=== Work to complete ===
Copy out each line of the data holding "this".

========

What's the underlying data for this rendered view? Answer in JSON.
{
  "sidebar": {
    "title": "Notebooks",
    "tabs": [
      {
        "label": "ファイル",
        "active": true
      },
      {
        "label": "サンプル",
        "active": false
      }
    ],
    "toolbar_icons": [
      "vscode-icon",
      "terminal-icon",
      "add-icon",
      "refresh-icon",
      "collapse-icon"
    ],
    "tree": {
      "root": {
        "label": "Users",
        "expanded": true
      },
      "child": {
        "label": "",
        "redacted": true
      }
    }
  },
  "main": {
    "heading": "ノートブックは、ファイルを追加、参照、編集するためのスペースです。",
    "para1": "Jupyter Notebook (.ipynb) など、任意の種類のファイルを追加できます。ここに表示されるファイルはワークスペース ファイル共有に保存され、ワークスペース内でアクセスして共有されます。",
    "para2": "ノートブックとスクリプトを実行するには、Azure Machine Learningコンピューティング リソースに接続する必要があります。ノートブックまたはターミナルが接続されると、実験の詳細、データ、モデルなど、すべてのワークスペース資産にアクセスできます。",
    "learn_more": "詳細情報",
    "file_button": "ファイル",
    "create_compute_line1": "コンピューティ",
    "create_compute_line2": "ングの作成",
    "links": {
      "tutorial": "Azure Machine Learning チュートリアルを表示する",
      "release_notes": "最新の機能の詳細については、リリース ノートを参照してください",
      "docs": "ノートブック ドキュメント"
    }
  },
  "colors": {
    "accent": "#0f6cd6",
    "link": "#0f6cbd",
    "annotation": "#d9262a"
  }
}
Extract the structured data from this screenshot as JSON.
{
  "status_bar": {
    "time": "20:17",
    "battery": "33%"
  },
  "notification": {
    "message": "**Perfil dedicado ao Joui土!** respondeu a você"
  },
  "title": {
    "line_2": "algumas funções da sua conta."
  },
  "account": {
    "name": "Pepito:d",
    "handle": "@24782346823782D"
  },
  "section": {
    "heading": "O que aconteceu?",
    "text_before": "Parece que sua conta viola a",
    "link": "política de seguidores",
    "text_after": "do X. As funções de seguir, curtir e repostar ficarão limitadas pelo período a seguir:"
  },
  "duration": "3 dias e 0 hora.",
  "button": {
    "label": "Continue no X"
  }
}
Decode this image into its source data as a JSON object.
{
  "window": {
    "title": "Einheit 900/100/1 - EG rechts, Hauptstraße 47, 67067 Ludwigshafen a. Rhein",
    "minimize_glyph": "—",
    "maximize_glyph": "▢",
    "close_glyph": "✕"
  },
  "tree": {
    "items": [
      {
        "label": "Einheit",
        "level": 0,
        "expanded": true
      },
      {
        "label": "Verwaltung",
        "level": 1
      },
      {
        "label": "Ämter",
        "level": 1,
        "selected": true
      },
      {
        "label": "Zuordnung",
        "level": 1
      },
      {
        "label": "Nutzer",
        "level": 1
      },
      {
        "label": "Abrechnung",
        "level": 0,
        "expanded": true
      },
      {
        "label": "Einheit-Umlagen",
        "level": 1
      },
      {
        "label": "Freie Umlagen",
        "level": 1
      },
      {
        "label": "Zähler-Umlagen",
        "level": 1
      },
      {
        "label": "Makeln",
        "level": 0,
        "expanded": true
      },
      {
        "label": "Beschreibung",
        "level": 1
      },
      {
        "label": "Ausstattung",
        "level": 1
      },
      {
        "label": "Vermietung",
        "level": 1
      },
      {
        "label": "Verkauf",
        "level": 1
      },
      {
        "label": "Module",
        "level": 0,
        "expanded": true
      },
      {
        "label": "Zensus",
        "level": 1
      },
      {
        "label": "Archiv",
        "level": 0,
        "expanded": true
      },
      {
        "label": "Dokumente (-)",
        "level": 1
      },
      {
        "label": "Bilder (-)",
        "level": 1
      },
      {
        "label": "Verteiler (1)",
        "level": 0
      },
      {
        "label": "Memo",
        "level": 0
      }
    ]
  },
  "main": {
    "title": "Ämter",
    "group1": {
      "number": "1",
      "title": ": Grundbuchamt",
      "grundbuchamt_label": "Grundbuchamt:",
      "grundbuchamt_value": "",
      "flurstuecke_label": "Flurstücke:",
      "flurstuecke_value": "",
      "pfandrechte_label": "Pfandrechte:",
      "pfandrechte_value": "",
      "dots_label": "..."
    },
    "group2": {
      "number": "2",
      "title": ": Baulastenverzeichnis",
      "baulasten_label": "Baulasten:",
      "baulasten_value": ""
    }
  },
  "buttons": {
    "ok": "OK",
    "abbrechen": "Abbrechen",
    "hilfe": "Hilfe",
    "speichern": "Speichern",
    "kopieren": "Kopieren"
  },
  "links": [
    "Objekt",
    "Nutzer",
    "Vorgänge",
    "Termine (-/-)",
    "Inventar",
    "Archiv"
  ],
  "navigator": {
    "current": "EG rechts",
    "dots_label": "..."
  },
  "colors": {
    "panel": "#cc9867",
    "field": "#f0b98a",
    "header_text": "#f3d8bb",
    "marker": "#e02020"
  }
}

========

=== Exercise solution ===
What's the underlying data for this rendered view? Answer in JSON.
Extract the structured data from this screenshot as JSON.
Decode this image into its source data as a JSON object.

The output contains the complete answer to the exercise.